When college money runs out

Photo: kconnors/morguefile.com 

Q. I was able to pay full tuition for my older child but I will run out of money when my younger one is a sophomore. It doesn’t seem fair to pay for one and not the other. Any ideas?
— Empty pockets

A. If the money’s not there, the money’s not there.

No matter what you’d like to do for your kids financially, a free college education is not a right.

You do have options, but they’re not without consequences.

You should start by having a conversation with your younger child so she has an understanding of what college expenses mean to your personal financial future, said Claudia Mott, a certified financial planner with Epona Financial Solutions in Basking Ridge.

“There may be a lot of good reasons why you aren’t able to fully pay for the cost of your second child’s college education such as a change in your financial situation or the differences in the choice of school and associated costs,” Mott said.

Your child may consider less expensive college options, such as starting at a community college and later transferring to the school from which she wants a diploma.

She said before you look at borrowing options, be sure that you have exhausted any and all forms of financial aid that might be available from the school which could offset some costs. Most schools will require you to complete the Free Application for Federal Student Aid (FAFSA) and some require the CSS Profile as well, she said.

Alternative sources of money to pay for college could come in the form of student loans, a home equity line of credit or a home mortgage refinance.

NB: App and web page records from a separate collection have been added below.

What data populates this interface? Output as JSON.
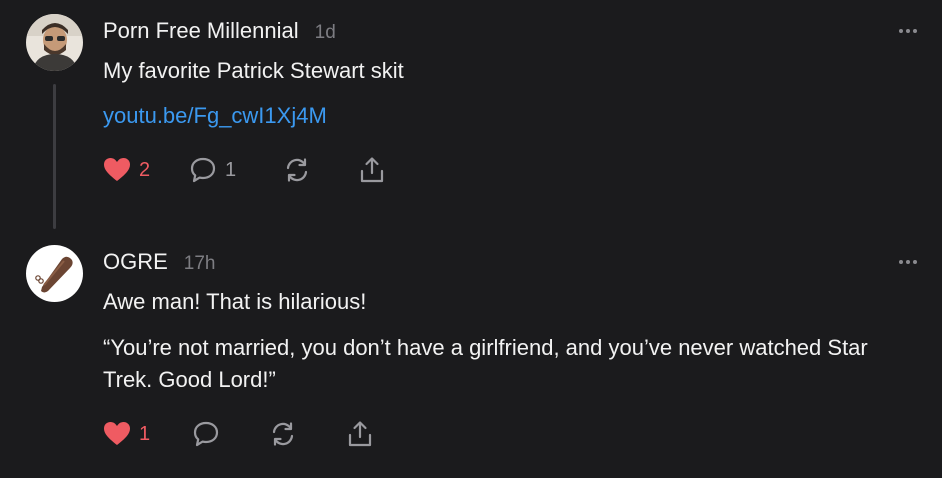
{
  "comments": [
    {
      "author": "Porn Free Millennial",
      "time": "1d",
      "text": "My favorite Patrick Stewart skit",
      "link": "youtu.be/Fg_cwI1Xj4M",
      "likes": "2",
      "replies": "1",
      "liked": true
    },
    {
      "author": "OGRE",
      "time": "17h",
      "text": "Awe man! That is hilarious!",
      "quote": "“You’re not married, you don’t have a girlfriend, and you’ve never watched Star Trek. Good Lord!”",
      "likes": "1",
      "liked": true
    }
  ],
  "icons": {
    "like": "heart-icon",
    "reply": "comment-bubble-icon",
    "restack": "restack-arrows-icon",
    "share": "share-upload-icon",
    "more": "more-dots-icon"
  },
  "colors": {
    "background": "#1b1b1d",
    "text": "#f2f2f2",
    "muted": "#7d7d82",
    "link": "#3b99f0",
    "like": "#ef5b62"
  }
}
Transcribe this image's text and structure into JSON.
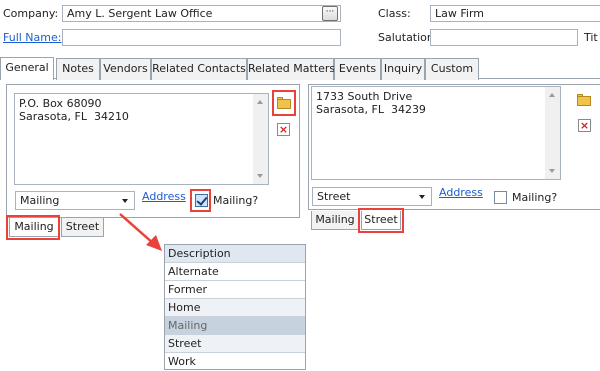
{
  "header": {
    "company_label": "Company:",
    "company_value": "Amy L. Sergent Law Office",
    "ellipsis_label": "···",
    "fullname_label": "Full Name:",
    "fullname_value": "",
    "class_label": "Class:",
    "class_value": "Law Firm",
    "salutation_label": "Salutation:",
    "salutation_value": "",
    "title_label": "Tit"
  },
  "tabs": [
    "General",
    "Notes",
    "Vendors",
    "Related Contacts",
    "Related Matters",
    "Events",
    "Inquiry",
    "Custom"
  ],
  "active_tab": "General",
  "left_address": {
    "text": "P.O. Box 68090\nSarasota, FL  34210",
    "type_value": "Mailing",
    "address_link": "Address",
    "mailing_label": "Mailing?",
    "mailing_checked": true,
    "subtabs": [
      "Mailing",
      "Street"
    ],
    "active_subtab": "Mailing"
  },
  "right_address": {
    "text": "1733 South Drive\nSarasota, FL  34239",
    "type_value": "Street",
    "address_link": "Address",
    "mailing_label": "Mailing?",
    "mailing_checked": false,
    "subtabs": [
      "Mailing",
      "Street"
    ],
    "active_subtab": "Street"
  },
  "type_dropdown": {
    "header": "Description",
    "options": [
      "Alternate",
      "Former",
      "Home",
      "Mailing",
      "Street",
      "Work"
    ],
    "selected": "Mailing"
  },
  "colors": {
    "highlight": "#e8423a",
    "link": "#1a5fd0",
    "dropdown_header_bg": "#dfe7f1",
    "dropdown_selected_bg": "#c7d2df"
  },
  "icons": {
    "add": "folder-add-icon",
    "delete": "delete-icon",
    "dropdown": "chevron-down-icon"
  }
}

Mott said you may also want to have your student agree to take out an unsubsidized loan, which would delay the repayment until after graduation.

“Keeping up with the interest payments during the life of the loan will reduce the future payments,” she said, noting you can learn more about federal education loans at www.direct.ed.gov.

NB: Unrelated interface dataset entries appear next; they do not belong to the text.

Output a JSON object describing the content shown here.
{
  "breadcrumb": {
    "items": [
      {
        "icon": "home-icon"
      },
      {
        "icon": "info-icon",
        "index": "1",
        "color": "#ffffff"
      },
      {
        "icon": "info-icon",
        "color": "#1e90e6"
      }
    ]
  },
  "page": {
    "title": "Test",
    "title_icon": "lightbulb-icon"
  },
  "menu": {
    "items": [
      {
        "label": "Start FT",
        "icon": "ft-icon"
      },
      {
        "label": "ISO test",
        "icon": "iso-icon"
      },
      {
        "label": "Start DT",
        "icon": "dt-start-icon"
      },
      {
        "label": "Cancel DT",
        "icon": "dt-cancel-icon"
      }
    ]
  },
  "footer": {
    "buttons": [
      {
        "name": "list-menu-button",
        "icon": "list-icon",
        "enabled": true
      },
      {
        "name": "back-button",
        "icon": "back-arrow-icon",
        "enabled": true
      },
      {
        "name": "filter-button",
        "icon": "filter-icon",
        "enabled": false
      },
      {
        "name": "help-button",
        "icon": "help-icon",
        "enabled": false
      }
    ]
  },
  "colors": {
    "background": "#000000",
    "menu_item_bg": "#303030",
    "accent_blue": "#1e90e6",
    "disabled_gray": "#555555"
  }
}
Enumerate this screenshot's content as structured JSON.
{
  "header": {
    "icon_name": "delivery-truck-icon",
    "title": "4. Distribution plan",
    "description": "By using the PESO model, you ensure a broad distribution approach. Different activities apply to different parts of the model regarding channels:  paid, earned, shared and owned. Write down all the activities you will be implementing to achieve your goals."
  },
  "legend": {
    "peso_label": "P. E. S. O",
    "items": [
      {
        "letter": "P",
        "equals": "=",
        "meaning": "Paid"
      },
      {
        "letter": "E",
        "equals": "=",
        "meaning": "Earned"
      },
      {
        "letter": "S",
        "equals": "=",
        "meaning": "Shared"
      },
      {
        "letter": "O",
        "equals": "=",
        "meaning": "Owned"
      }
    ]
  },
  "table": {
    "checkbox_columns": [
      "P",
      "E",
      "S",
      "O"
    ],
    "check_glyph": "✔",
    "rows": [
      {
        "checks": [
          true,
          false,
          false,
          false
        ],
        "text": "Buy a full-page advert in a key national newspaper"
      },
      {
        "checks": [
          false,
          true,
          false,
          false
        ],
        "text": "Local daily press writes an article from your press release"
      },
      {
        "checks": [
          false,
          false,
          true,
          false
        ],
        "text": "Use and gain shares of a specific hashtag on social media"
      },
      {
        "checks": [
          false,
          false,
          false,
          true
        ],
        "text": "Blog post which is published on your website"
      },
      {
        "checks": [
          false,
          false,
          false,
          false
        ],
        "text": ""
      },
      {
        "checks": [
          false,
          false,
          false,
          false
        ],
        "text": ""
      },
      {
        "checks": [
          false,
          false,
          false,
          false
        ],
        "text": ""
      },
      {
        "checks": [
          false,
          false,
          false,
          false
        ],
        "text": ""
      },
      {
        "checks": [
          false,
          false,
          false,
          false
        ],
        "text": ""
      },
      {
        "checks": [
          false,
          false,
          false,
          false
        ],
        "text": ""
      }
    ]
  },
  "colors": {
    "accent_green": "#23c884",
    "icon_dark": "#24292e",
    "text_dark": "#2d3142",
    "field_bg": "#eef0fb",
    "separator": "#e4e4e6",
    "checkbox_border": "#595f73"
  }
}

As you consider loan options, Mott said, be sure to understand the interest rate, any associated costs with closing the loan and the payment amount.

“It is also important to know how the new payments you will be making will affect your monthly budget to determine which option is most affordable,” she said.

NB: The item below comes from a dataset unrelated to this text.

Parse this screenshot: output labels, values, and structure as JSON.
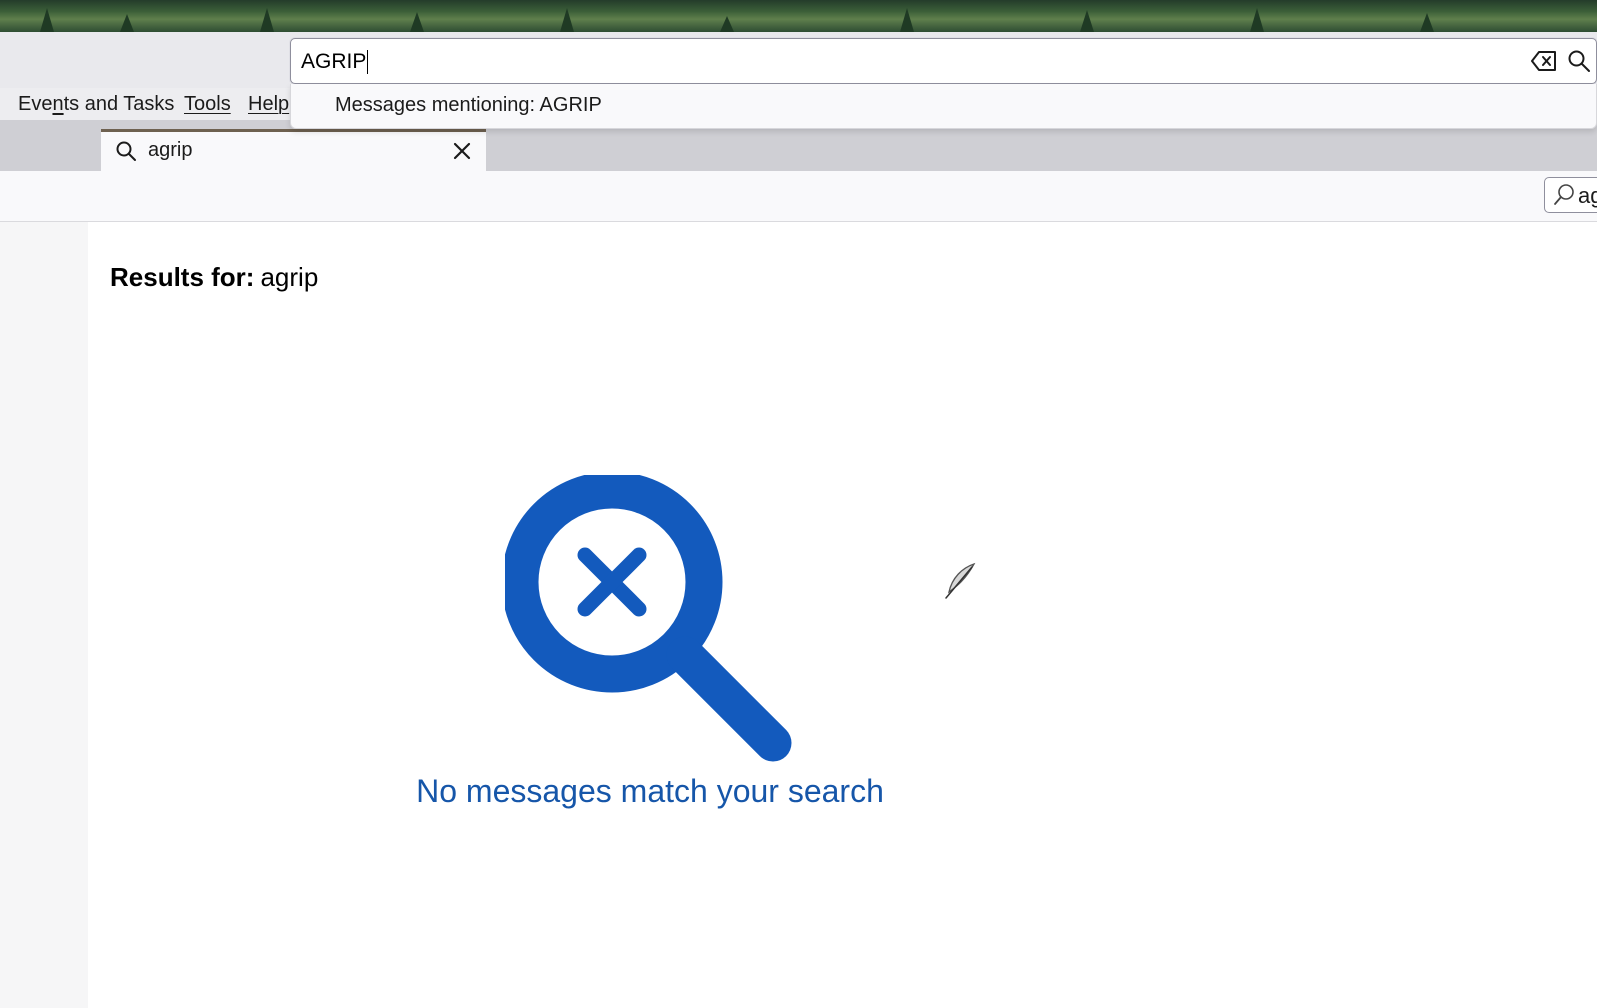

With the rising cost of college, many parents have also looked to their retirement savings as a source of funding, putting their own financial future at risk, Mott said.

“Taking a loan against a 401(k) may be a near-term answer to paying the tuition bill, but if you separate from the company, the loan must be repaid,” Mott said. ” A hardship withdrawal may be used to pay for education costs if you qualify, but there will likely be a 10 percent penalty if you are under age 59 ½.”

A regular withdrawal will be treated as taxable income and may also carry a 10 percent penalty depending on your age, she said.

Providing a college education for a child is an expensive goal for a parent and shouldn’t put their financial future in jeopardy, she said. Excessive borrowing or use of retirement assets needs to be considered with caution and an understanding of the long-term impact.

Email your questions to .

This story was first posted in January 2016.

NJMoneyHelp.com presents certain general financial planning principles and advice, but should never be viewed as a substitute for obtaining advice from a personal professional advisor who understands your unique individual circumstances.